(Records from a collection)
Content starts

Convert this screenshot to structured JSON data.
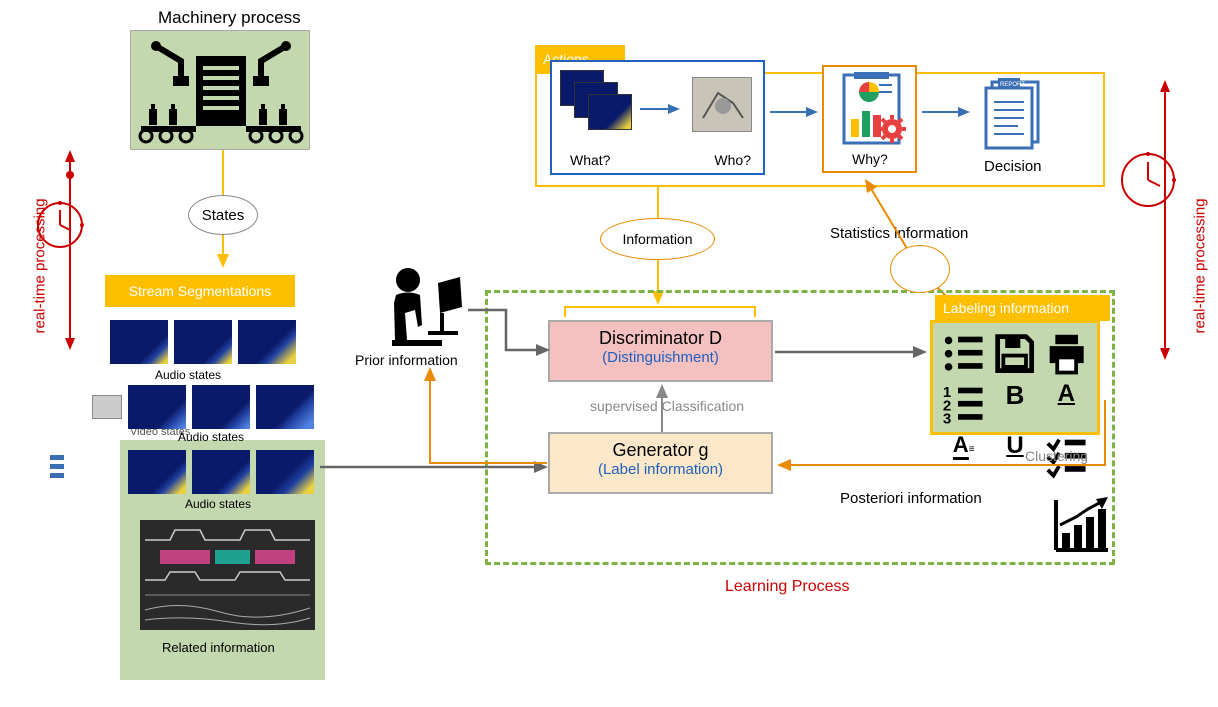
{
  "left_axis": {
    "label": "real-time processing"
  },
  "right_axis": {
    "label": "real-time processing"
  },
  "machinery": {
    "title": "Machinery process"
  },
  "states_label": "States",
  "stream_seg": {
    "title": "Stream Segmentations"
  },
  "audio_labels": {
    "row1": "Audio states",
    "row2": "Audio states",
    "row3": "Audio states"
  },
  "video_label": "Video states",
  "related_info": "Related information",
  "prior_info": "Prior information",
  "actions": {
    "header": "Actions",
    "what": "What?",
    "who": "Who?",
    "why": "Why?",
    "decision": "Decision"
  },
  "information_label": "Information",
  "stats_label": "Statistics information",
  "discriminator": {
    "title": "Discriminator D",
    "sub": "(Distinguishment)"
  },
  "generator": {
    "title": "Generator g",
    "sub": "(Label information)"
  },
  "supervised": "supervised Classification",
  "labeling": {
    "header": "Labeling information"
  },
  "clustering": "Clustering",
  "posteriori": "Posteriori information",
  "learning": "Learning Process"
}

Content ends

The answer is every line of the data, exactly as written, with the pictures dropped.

Convert this screenshot to structured JSON data.
{
  "left_axis": {
    "label": "real-time processing"
  },
  "right_axis": {
    "label": "real-time processing"
  },
  "machinery": {
    "title": "Machinery process"
  },
  "states_label": "States",
  "stream_seg": {
    "title": "Stream Segmentations"
  },
  "audio_labels": {
    "row1": "Audio states",
    "row2": "Audio states",
    "row3": "Audio states"
  },
  "video_label": "Video states",
  "related_info": "Related information",
  "prior_info": "Prior information",
  "actions": {
    "header": "Actions",
    "what": "What?",
    "who": "Who?",
    "why": "Why?",
    "decision": "Decision"
  },
  "information_label": "Information",
  "stats_label": "Statistics information",
  "discriminator": {
    "title": "Discriminator D",
    "sub": "(Distinguishment)"
  },
  "generator": {
    "title": "Generator g",
    "sub": "(Label information)"
  },
  "supervised": "supervised Classification",
  "labeling": {
    "header": "Labeling information"
  },
  "clustering": "Clustering",
  "posteriori": "Posteriori information",
  "learning": "Learning Process"
}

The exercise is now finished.